Entries from a dataset of interfaces:
++++++++
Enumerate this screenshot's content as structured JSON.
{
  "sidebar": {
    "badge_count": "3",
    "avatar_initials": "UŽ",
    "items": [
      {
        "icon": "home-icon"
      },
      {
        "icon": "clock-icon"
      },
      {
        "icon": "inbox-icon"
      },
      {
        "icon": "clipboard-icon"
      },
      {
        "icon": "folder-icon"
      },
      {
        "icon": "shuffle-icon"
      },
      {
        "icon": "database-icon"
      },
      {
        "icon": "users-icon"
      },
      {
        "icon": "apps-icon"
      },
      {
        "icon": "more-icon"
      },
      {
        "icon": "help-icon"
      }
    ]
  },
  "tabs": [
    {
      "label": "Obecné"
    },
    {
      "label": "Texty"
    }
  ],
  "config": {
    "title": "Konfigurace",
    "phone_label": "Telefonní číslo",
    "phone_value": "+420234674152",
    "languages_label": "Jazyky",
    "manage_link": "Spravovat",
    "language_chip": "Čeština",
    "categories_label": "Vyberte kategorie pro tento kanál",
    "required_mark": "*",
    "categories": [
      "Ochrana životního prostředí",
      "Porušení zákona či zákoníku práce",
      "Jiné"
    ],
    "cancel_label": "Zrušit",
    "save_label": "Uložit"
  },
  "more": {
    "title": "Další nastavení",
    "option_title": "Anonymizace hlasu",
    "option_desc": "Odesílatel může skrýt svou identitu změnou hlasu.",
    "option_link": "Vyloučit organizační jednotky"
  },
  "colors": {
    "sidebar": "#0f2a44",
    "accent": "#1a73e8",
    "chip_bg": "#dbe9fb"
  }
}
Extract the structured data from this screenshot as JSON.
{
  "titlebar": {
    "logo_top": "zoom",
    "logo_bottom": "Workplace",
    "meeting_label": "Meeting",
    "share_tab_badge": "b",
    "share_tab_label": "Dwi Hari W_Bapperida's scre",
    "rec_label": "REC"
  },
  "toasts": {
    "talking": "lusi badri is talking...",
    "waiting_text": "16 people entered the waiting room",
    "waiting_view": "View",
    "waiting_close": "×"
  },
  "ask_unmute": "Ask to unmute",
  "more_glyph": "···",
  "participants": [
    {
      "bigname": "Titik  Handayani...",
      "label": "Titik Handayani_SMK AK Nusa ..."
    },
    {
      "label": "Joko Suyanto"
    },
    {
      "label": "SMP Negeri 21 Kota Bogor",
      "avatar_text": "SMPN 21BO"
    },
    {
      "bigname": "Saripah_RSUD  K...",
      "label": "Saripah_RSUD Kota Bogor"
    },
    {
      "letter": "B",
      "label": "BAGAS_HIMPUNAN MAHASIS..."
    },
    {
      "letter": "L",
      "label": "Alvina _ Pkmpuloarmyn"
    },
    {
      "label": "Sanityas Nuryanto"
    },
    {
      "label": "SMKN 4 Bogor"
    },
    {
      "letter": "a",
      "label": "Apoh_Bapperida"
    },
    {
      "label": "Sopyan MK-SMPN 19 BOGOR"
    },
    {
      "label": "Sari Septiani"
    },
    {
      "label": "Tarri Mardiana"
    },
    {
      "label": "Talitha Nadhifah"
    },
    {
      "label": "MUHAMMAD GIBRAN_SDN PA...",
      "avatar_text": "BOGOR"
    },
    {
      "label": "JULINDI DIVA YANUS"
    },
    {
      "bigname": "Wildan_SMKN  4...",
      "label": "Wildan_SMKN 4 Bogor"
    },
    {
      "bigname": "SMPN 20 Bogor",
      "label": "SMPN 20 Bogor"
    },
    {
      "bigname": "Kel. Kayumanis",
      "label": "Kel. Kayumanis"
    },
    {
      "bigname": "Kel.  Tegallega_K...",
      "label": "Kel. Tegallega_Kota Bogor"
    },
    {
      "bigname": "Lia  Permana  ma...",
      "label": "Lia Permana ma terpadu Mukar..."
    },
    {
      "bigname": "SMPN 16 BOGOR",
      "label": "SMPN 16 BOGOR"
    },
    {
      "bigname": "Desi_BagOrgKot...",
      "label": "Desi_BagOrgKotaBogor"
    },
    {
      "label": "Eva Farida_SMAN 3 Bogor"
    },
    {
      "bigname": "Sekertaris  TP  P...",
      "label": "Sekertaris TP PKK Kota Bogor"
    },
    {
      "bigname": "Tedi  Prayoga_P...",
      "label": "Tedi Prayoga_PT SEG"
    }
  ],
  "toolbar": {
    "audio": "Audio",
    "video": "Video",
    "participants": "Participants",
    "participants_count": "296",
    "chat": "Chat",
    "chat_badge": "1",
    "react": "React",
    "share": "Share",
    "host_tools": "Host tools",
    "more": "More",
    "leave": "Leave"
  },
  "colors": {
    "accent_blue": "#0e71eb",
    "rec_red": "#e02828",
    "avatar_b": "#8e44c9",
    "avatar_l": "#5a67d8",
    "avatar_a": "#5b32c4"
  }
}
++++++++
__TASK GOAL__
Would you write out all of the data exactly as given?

__TASK SOLUTION__
Enumerate this screenshot's content as structured JSON.
{
  "sidebar": {
    "badge_count": "3",
    "avatar_initials": "UŽ",
    "items": [
      {
        "icon": "home-icon"
      },
      {
        "icon": "clock-icon"
      },
      {
        "icon": "inbox-icon"
      },
      {
        "icon": "clipboard-icon"
      },
      {
        "icon": "folder-icon"
      },
      {
        "icon": "shuffle-icon"
      },
      {
        "icon": "database-icon"
      },
      {
        "icon": "users-icon"
      },
      {
        "icon": "apps-icon"
      },
      {
        "icon": "more-icon"
      },
      {
        "icon": "help-icon"
      }
    ]
  },
  "tabs": [
    {
      "label": "Obecné"
    },
    {
      "label": "Texty"
    }
  ],
  "config": {
    "title": "Konfigurace",
    "phone_label": "Telefonní číslo",
    "phone_value": "+420234674152",
    "languages_label": "Jazyky",
    "manage_link": "Spravovat",
    "language_chip": "Čeština",
    "categories_label": "Vyberte kategorie pro tento kanál",
    "required_mark": "*",
    "categories": [
      "Ochrana životního prostředí",
      "Porušení zákona či zákoníku práce",
      "Jiné"
    ],
    "cancel_label": "Zrušit",
    "save_label": "Uložit"
  },
  "more": {
    "title": "Další nastavení",
    "option_title": "Anonymizace hlasu",
    "option_desc": "Odesílatel může skrýt svou identitu změnou hlasu.",
    "option_link": "Vyloučit organizační jednotky"
  },
  "colors": {
    "sidebar": "#0f2a44",
    "accent": "#1a73e8",
    "chip_bg": "#dbe9fb"
  }
}
Extract the structured data from this screenshot as JSON.
{
  "titlebar": {
    "logo_top": "zoom",
    "logo_bottom": "Workplace",
    "meeting_label": "Meeting",
    "share_tab_badge": "b",
    "share_tab_label": "Dwi Hari W_Bapperida's scre",
    "rec_label": "REC"
  },
  "toasts": {
    "talking": "lusi badri is talking...",
    "waiting_text": "16 people entered the waiting room",
    "waiting_view": "View",
    "waiting_close": "×"
  },
  "ask_unmute": "Ask to unmute",
  "more_glyph": "···",
  "participants": [
    {
      "bigname": "Titik  Handayani...",
      "label": "Titik Handayani_SMK AK Nusa ..."
    },
    {
      "label": "Joko Suyanto"
    },
    {
      "label": "SMP Negeri 21 Kota Bogor",
      "avatar_text": "SMPN 21BO"
    },
    {
      "bigname": "Saripah_RSUD  K...",
      "label": "Saripah_RSUD Kota Bogor"
    },
    {
      "letter": "B",
      "label": "BAGAS_HIMPUNAN MAHASIS..."
    },
    {
      "letter": "L",
      "label": "Alvina _ Pkmpuloarmyn"
    },
    {
      "label": "Sanityas Nuryanto"
    },
    {
      "label": "SMKN 4 Bogor"
    },
    {
      "letter": "a",
      "label": "Apoh_Bapperida"
    },
    {
      "label": "Sopyan MK-SMPN 19 BOGOR"
    },
    {
      "label": "Sari Septiani"
    },
    {
      "label": "Tarri Mardiana"
    },
    {
      "label": "Talitha Nadhifah"
    },
    {
      "label": "MUHAMMAD GIBRAN_SDN PA...",
      "avatar_text": "BOGOR"
    },
    {
      "label": "JULINDI DIVA YANUS"
    },
    {
      "bigname": "Wildan_SMKN  4...",
      "label": "Wildan_SMKN 4 Bogor"
    },
    {
      "bigname": "SMPN 20 Bogor",
      "label": "SMPN 20 Bogor"
    },
    {
      "bigname": "Kel. Kayumanis",
      "label": "Kel. Kayumanis"
    },
    {
      "bigname": "Kel.  Tegallega_K...",
      "label": "Kel. Tegallega_Kota Bogor"
    },
    {
      "bigname": "Lia  Permana  ma...",
      "label": "Lia Permana ma terpadu Mukar..."
    },
    {
      "bigname": "SMPN 16 BOGOR",
      "label": "SMPN 16 BOGOR"
    },
    {
      "bigname": "Desi_BagOrgKot...",
      "label": "Desi_BagOrgKotaBogor"
    },
    {
      "label": "Eva Farida_SMAN 3 Bogor"
    },
    {
      "bigname": "Sekertaris  TP  P...",
      "label": "Sekertaris TP PKK Kota Bogor"
    },
    {
      "bigname": "Tedi  Prayoga_P...",
      "label": "Tedi Prayoga_PT SEG"
    }
  ],
  "toolbar": {
    "audio": "Audio",
    "video": "Video",
    "participants": "Participants",
    "participants_count": "296",
    "chat": "Chat",
    "chat_badge": "1",
    "react": "React",
    "share": "Share",
    "host_tools": "Host tools",
    "more": "More",
    "leave": "Leave"
  },
  "colors": {
    "accent_blue": "#0e71eb",
    "rec_red": "#e02828",
    "avatar_b": "#8e44c9",
    "avatar_l": "#5a67d8",
    "avatar_a": "#5b32c4"
  }
}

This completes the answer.